First, let me remind you of something I mentioned in the first post but haven't made explicit since. I am basing the structure for this class on Heresies and How to Avoid Them, a collection of sermons on the topic edited by Michael Ward and Ben Quash. I often pull directly from the sermons in this book and indicate that when I do (usually in parentheses). It's a great book--excellent resource for preachers and pastors on heresies as it (mostly) presents them from the pastor/preacher perspective.
Now, on to class #4...
The first four heresies in this series (Arianism, Docetism, Nestorianism, and now Eutychianism) form a mini-section of the class. These four help establish some important theological boundaries for what we can and can't say about the nature of Christ. With these four heresies (and the Ecumenical Councils that accompany them), we establish that Jesus Christ is fully divine & fully human and that those two natures are fully united in the one person of Jesus Christ yet also remain fully distinct. How's that for a mind-full?
As we wrap up this mini-section, it's important to realize how they naturally progressed one after another. This week's heresy (Eutychianism), which popped onto the scene almost simultaneously with the previous heresy (Nestorianism), is a fervent anti-heretic's overreaching attempt to combat what was misstated in the previous heresy. Nestorius and his followers argued that Christ's human and divine natures must be separate and distinct to the point of existing as two separate realities. The more he emphasized the "two-ness" of Christ's natures, the more Eutyces and his followers pulled their hair out, shouting, "No! One, one, one!"
Eutychianism is the heresy that followed, and it asserts that Christs two natures come together in a union that makes it impossible to distinguish between the two. That's extreme Eutychianism--a theological terminus that Eutyches himself never quite attained. He stopped a little short, instead asserting that Christ was "of two natures" but after then incarnation was only "in one nature." He's the guy who used the "drop of honey dissolved into the sea" image to convey how those two natures came together. But, as committed to orthodoxy as Eutyches tried to be, he was a heretic.
Christ must be in two natures that are fully united yet fully distinct. That's the only way our salvation makes any sense. Otherwise, as Marcus Plested pointed out in his sermon in the aforementioned book, our human nature, once united to the divine through baptism, must ultimately disappear as Christ's did. And that would result in a humanity-less resurrection.

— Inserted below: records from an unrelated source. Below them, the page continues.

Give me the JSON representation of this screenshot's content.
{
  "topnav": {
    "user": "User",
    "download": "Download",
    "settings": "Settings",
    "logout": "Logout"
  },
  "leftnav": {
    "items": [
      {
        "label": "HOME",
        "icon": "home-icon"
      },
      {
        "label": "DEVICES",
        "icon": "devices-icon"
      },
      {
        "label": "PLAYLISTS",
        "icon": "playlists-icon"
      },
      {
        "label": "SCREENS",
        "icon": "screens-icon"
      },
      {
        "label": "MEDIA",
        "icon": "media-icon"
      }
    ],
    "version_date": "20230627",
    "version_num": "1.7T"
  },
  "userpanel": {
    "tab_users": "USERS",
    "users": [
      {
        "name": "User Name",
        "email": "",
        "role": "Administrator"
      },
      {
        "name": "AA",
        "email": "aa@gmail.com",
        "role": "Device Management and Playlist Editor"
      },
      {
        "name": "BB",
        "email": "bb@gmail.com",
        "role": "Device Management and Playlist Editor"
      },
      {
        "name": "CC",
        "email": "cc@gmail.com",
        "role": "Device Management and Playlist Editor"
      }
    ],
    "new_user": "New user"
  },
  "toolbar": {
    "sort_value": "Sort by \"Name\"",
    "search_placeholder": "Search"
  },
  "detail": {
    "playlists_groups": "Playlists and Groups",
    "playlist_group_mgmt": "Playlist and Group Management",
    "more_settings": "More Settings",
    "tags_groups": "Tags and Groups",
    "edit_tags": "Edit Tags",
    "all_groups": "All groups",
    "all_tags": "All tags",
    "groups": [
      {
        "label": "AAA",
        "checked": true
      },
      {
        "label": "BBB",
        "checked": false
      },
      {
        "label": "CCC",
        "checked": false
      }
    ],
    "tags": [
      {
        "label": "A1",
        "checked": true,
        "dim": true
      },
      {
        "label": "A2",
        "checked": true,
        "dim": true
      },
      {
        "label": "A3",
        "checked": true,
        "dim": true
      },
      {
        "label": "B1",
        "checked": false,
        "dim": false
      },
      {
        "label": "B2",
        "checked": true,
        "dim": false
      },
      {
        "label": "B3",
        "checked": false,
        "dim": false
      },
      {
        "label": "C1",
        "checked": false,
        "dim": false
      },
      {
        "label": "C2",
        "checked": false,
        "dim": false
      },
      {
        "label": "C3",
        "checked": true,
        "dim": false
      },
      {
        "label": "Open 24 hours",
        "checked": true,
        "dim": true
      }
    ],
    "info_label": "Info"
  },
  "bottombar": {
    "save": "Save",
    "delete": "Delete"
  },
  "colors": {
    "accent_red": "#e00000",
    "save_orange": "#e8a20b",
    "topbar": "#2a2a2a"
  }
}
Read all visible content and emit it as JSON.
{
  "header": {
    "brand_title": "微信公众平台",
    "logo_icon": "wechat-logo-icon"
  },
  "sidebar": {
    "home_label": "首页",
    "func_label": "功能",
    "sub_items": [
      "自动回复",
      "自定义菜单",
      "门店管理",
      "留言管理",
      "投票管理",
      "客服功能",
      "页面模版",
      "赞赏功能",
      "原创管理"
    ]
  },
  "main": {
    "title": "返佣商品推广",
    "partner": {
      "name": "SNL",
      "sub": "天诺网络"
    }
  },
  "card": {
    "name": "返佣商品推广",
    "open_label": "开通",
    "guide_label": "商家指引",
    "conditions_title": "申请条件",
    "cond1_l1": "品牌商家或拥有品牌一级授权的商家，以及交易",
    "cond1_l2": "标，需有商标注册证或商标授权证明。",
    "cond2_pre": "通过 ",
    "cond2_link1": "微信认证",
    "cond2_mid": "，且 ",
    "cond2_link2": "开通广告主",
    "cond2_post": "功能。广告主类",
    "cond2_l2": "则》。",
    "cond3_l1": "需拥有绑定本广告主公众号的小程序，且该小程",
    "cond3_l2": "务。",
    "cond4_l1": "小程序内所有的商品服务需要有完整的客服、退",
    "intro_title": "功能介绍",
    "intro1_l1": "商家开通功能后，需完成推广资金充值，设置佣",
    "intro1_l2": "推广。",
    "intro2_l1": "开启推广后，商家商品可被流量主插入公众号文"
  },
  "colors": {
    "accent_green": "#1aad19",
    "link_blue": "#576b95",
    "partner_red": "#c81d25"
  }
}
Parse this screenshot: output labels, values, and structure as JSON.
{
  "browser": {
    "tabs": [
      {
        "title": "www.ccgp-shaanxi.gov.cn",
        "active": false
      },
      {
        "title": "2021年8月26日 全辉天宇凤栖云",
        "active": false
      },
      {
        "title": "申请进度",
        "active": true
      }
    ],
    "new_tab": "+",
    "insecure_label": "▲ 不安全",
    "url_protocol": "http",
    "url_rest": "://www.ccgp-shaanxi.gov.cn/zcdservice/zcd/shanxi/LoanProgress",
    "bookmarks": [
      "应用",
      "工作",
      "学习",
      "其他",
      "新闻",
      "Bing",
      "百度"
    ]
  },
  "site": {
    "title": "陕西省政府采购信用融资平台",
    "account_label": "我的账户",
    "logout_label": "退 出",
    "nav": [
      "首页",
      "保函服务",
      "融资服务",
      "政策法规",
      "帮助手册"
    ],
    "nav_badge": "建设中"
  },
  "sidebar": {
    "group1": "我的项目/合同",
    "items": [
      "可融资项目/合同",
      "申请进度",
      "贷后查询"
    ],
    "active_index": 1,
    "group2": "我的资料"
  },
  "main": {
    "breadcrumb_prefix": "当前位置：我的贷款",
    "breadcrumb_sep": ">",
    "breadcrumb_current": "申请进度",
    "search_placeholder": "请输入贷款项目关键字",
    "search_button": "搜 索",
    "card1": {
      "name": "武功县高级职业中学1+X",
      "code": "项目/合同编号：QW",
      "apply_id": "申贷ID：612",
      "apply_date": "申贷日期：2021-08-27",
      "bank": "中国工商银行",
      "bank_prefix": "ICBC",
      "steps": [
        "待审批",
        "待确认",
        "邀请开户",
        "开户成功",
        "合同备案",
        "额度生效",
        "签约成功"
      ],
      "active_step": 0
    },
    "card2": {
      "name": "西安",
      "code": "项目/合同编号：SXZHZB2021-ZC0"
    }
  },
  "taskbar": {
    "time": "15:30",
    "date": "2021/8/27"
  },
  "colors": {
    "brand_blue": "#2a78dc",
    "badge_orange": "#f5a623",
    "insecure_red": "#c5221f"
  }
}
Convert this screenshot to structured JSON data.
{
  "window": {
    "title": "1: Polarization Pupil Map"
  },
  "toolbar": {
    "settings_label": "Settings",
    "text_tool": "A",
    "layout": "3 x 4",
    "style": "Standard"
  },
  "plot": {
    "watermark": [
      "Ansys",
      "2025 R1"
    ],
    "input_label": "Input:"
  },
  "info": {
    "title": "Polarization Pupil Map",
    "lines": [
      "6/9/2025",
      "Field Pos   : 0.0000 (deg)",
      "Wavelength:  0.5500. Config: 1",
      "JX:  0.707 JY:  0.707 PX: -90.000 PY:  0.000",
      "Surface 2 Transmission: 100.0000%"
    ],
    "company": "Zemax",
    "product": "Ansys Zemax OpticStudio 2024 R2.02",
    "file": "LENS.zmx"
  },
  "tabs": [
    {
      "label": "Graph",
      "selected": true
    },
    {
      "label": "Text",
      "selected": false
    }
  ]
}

In other words, that leads to nothing more than death itself--blinking out of physical, created existence to be resubsumed by the divine. Heresy, heresy, heresy! Aren't we more interested in being saved as we are--the created humanity that was made in God's image?
Below is the slide show from this week's class. It explores some relevant scripture passages (including a remarkable look at Jesus' encounter with the Samaritan woman at the well in John 4) and some other dire consequences of Eutychianism. Also, and certainly not least, my favorite credal statement--the Chalcedonian definition, which can also be read here. Enjoy!